Are we going to continue --

Mr Fleet: Why don’t you ask Mulroney for the answer?

Mr Pope: Now the member for High Park-Swansea says that his government does not have the obligation to answer any of these questions. I happen to think they do and if they do not want to, maybe we will just find a government that does want to answer these questions, since it is the residents of Ontario who have to pay these taxes. I am glad the member for High Park-Swansea keeps on rolling these Liberal government attitudes out for everyone in this province to understand and respond to.

Mr Fleet: I’m the only one listening.

The Speaker: Order.

Mr Pope: I am sorry, Mr Speaker. It is interesting that some members of this Legislature who are so concerned about small business lost the battle over the implementation of payroll tax when it came to this particular piece of legislation. I think it is rather interesting --

Mr Mahoney: At least I don’t go home to my riding all the time.

Mr Pope: Well, the member should spend more time in his riding. He may understand what is going on out there. He may understand the impact of this government’s tax policy if he spends some time in his riding. It might be an interesting sidelight for him from his work down here.

There is no doubt that the introduction of this payroll tax will require the development of a new assessment base by the Ministry of Revenue. The ministry, we know, is trying to work very hard at this. It has sent out over 450,000 questionnaires to employers across the province of Ontario to establish the assessment base, applicable rates and payment schedules.

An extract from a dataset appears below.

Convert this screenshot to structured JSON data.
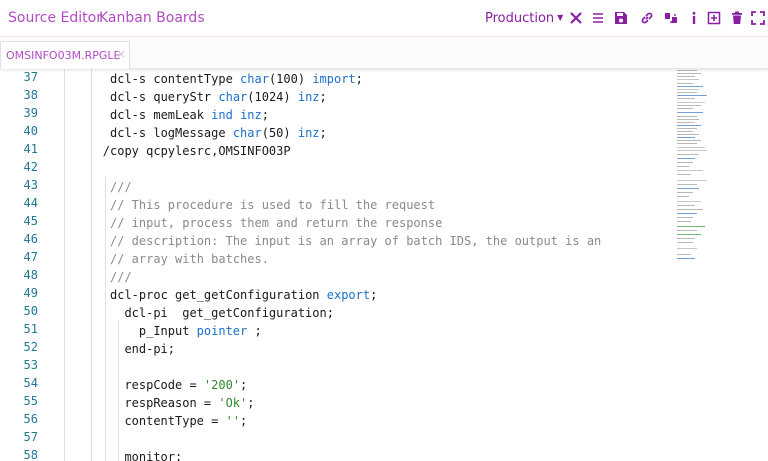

I am just saying that there is a substantial cost to the implementation of these tax proposals, a significant new cost. How it will be reflected in ongoing costs in the Ministry of Revenue is something that we will want the minister to address, and no doubt he has those answers in his reply.

The officials in the Ministry of Revenue were good enough to give us some estimate that about $50 million would be the cost to develop and implement the new tax and that 200 new employees would be required by the Ministry of Revenue to operate this employer health tax system.

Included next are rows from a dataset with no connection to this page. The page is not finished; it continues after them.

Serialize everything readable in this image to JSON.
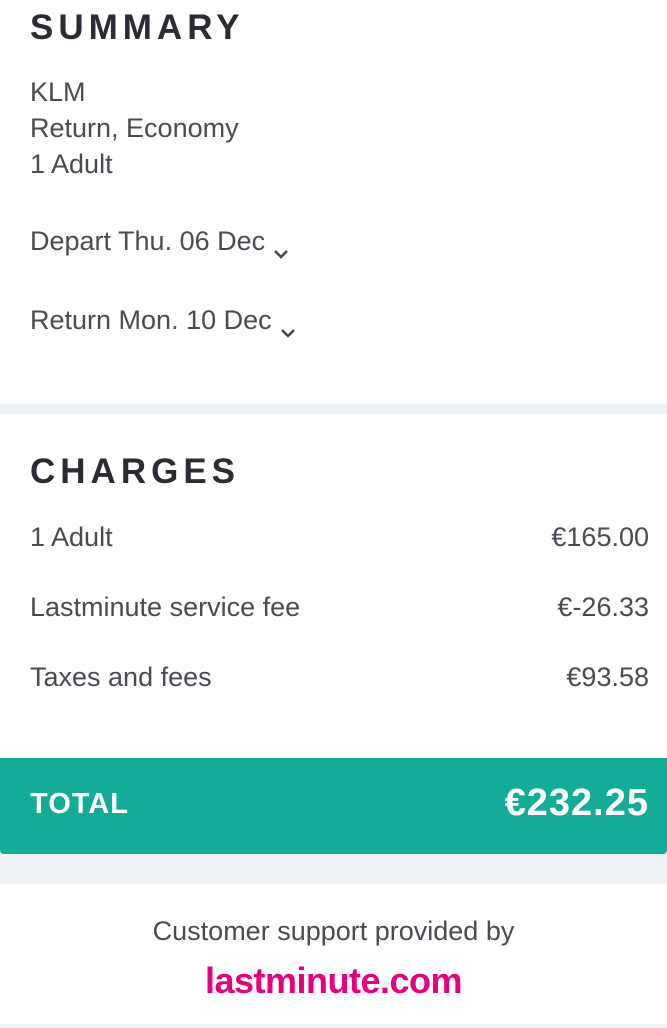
{
  "summary": {
    "title": "SUMMARY",
    "airline": "KLM",
    "trip_type": "Return, Economy",
    "passengers": "1 Adult",
    "depart_label": "Depart Thu. 06 Dec",
    "return_label": "Return Mon. 10 Dec"
  },
  "charges": {
    "title": "CHARGES",
    "rows": [
      {
        "label": "1 Adult",
        "amount": "€165.00"
      },
      {
        "label": "Lastminute service fee",
        "amount": "€-26.33"
      },
      {
        "label": "Taxes and fees",
        "amount": "€93.58"
      }
    ]
  },
  "total": {
    "label": "TOTAL",
    "amount": "€232.25"
  },
  "support": {
    "text": "Customer support provided by",
    "brand": "lastminute.com"
  },
  "colors": {
    "total_bar": "#13ac98",
    "brand": "#e5007e"
  },
  "icons": {
    "expand": "chevron-down-icon"
  }
}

At the end of the first quarter of the current fiscal year, about $3 million will be spent on computers for the new system. We talk about 200 new employees. We talk about the $50 million in implementing this tax program and $3 million in computers. These are just some of the costs that the Ministry of Revenue officials and the Treasury officials have been good enough to give us, some of the costs that the taxpayers of this province are paying so that they can be taxed more.

The Speaker: Does the member have much more to refer to?

On motion by Mr Pope, the debate was adjourned.

The House adjourned at 1800.